Complaints about the rising workload and lack of funding for primary care in England have been made loud and clear for some time now.
David Cameron's restated drive to make the NHS a fully seven-day-a-week service has added to their sense of grievance.
For the British Medical Association (BMA) to criticise the government over its handling of primary care is hardly new.
The BMA has already made clear its opposition to moving towards seven-day-a-week surgery opening before current shortfalls in staffing and resources are addressed.
But the tone of the speech by Dr Chaand Nagpaul, chair of the BMA's GP committee, represents an escalation of the rhetoric and a further souring of its relationship with Whitehall.
He refers to a "catastrophic timebomb ready to explode" in the shape of doctors leaving general practice. He says that without a turnaround in recruitment "we won't have a comprehensive general practice service in parts of the UK".
He talks of an "unashamed starvation of general practice" in terms of resources even as demand increases.
The speech is peppered with phrases like "imploding under the strain", and "not just a perfect storm, but an absolute hurricane".
His members, he says, believe that workload pressures are damaging patient care.
Just three days after David Cameron set out his stall for the NHS in England in his first major speech of the election including the seven day pledge,
Dr Nagpaul calls on him to "jettison the political pipedreams of tomorrow".
He says its "absolutely pointless" promising 5,000 more GPs by 2020 if 10,000 retire in that time. Getting surgeries to open seven days a week is a "surreal obsession".
This is indeed hard-hitting stuff.

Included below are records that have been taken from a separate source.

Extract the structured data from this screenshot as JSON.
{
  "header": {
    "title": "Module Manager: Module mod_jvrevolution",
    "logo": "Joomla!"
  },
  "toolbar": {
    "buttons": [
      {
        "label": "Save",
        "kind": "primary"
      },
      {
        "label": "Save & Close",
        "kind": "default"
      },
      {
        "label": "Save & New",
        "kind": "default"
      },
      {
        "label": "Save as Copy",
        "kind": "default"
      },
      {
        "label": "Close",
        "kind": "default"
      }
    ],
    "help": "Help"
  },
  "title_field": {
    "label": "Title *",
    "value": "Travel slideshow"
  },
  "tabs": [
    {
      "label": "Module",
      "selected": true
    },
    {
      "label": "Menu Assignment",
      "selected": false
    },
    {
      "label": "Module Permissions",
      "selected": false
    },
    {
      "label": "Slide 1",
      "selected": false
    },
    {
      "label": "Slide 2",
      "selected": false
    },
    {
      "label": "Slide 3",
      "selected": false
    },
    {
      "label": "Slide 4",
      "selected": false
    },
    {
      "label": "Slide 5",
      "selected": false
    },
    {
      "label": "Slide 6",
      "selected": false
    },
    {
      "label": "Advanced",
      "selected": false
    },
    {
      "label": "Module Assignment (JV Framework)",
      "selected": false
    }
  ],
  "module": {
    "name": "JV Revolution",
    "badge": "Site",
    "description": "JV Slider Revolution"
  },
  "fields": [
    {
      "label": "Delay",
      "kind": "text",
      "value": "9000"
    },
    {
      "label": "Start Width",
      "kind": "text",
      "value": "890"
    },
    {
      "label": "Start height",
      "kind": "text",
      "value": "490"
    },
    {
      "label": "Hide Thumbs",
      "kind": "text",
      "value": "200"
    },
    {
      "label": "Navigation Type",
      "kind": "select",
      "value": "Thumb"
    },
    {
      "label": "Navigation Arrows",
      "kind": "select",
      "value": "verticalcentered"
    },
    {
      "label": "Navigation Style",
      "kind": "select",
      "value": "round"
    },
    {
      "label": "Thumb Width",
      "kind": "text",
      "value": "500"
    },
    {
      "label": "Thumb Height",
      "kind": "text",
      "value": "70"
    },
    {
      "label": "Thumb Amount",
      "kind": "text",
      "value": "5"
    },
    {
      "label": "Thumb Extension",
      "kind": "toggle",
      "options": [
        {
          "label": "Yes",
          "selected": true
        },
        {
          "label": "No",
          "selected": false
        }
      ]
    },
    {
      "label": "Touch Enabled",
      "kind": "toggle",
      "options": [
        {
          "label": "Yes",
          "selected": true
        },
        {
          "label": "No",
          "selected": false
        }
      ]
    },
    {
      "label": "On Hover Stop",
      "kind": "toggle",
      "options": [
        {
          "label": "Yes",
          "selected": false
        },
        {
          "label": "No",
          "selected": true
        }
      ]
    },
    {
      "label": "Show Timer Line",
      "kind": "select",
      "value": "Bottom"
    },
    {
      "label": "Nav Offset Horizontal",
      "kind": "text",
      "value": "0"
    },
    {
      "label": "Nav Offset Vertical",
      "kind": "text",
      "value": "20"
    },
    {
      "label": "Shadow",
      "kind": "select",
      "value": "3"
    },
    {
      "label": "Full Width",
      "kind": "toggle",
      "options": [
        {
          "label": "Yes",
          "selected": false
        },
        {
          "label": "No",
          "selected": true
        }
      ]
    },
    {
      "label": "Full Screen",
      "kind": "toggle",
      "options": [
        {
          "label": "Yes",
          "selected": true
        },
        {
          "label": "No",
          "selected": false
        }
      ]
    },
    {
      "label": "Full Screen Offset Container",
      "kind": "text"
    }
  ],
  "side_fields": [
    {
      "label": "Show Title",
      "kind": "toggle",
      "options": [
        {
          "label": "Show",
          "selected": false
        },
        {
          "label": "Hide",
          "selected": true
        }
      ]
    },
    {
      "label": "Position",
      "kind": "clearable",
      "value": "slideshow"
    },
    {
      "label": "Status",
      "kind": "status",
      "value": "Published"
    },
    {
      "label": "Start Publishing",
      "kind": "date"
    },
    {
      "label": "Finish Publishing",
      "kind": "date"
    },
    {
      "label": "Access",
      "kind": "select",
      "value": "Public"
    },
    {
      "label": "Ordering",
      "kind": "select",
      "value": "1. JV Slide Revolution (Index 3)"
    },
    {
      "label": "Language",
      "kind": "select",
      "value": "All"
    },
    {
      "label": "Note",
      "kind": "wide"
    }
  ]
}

The government's irritation is all too clear in the Department of Health response which refers to the "doctors' union".
A spokesperson describes it as "an overly negative and pessimistic view". The statement says that thousands of GPs in England are already offering access seven days a week.
Saturday surgery 'dropped'
It is clear that there are innovative approaches at those practices which have received backing from the Prime Minister's Challenge Fund.
Some have grouped together to offer patients a walk-in service every day of the week.
Some, including a group in Birmingham visited by Mr Cameron on Monday, provide 12 hours a day access to GPs for patients on the phone.
But some doctors and practices regard the seven-day-a-week policy as a red herring.
One GP in Wiltshire tells me that his patients want and get their own GP from 8am till 6.30pm during the working week and are guaranteed an on the day appointment. So demand at the weekend is limited.
An experiment in opening on a Saturday morning was dropped because patients did not make use of it.
Simon Stevens, the head of NHS England, said in a speech this week that the service was entering the most challenging period in its 67 year history.
The Prime Minister is aware of that and hopes that his plan for a seven day NHS will help address that challenge. But it has not taken long for resistance to emerge.
The GPs will be hard to win over and a lengthy war of words seems likely.